◆ What you need to do ◆
Each line of the entries below that holds "Programs" is needed, copied in full.

Stored records:

^^^^^^^^

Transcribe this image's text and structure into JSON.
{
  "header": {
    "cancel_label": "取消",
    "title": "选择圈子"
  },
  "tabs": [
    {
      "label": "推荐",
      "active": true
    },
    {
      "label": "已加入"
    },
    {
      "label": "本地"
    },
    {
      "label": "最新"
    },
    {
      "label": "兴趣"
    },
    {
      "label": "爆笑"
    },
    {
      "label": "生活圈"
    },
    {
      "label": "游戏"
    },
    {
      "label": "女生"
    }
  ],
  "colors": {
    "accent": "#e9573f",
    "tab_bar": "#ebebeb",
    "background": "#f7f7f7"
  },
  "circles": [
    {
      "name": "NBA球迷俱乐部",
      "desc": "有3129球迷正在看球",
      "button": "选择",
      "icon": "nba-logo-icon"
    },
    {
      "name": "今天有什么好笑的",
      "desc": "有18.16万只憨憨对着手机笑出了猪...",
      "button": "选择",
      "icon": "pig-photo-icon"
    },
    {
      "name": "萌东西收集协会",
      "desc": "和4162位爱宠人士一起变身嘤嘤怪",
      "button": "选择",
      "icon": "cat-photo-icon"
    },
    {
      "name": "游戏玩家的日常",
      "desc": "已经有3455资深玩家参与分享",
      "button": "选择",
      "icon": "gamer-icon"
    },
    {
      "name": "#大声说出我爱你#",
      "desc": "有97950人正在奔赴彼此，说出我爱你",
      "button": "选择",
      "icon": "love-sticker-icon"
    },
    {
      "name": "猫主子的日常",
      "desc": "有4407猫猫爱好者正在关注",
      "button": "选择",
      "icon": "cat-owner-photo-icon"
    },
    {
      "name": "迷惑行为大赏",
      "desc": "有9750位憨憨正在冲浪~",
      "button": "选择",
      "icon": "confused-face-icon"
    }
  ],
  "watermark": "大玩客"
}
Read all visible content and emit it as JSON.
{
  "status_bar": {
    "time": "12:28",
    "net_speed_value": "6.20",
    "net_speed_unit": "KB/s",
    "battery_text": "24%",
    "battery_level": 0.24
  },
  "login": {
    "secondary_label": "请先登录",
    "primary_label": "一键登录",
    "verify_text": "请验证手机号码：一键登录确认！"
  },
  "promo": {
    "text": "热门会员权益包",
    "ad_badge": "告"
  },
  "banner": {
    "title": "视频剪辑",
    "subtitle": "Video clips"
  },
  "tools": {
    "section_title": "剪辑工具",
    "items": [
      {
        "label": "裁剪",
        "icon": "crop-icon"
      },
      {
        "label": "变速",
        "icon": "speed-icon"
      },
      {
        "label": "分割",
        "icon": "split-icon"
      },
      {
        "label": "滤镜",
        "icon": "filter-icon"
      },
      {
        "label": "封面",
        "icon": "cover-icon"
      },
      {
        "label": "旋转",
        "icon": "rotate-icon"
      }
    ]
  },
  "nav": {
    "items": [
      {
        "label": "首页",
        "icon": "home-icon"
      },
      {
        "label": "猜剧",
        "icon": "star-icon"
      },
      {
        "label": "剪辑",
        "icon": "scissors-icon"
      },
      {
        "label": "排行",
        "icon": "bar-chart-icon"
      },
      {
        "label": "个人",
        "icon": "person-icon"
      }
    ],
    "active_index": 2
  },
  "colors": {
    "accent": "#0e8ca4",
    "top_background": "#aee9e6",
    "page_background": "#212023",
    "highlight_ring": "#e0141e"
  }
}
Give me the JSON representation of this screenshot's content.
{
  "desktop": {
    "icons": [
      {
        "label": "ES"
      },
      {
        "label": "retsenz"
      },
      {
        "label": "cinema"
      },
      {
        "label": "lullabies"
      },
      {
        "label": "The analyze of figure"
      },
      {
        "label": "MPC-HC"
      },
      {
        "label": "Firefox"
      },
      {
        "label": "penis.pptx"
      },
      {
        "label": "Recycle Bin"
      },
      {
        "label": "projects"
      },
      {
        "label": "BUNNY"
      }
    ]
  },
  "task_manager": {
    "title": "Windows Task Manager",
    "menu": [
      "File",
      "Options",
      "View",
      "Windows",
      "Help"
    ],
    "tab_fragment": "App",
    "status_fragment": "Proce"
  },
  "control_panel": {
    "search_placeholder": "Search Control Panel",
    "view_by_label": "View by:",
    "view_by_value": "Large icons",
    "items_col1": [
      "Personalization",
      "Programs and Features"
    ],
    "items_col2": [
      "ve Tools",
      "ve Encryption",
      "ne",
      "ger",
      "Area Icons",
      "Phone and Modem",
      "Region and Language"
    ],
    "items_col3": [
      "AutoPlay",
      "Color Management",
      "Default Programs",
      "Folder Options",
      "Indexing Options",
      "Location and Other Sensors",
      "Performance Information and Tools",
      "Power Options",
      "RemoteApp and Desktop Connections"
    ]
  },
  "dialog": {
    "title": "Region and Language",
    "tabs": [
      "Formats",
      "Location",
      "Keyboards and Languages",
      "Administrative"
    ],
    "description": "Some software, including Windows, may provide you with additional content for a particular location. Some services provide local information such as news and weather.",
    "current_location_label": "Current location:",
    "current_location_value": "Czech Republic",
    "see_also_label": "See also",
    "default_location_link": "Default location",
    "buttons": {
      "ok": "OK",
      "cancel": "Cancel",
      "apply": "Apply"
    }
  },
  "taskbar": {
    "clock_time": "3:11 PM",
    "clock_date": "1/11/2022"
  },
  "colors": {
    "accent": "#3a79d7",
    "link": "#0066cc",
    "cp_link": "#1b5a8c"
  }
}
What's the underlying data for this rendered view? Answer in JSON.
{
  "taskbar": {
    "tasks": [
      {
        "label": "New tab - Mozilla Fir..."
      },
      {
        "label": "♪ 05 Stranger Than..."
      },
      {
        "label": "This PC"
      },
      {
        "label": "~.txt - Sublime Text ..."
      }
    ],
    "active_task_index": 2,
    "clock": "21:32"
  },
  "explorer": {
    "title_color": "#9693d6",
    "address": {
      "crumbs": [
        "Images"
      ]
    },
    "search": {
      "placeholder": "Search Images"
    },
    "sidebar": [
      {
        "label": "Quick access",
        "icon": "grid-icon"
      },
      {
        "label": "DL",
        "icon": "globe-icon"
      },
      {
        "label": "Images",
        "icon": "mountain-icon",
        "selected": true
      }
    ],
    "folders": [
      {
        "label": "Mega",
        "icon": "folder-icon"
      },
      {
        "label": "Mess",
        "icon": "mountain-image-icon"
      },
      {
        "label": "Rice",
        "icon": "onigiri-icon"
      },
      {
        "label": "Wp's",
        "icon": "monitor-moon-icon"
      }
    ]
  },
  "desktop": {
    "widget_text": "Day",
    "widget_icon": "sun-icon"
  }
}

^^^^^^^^

◆ Answer to the problem ◆
      "Programs and Features"
      "Default Programs",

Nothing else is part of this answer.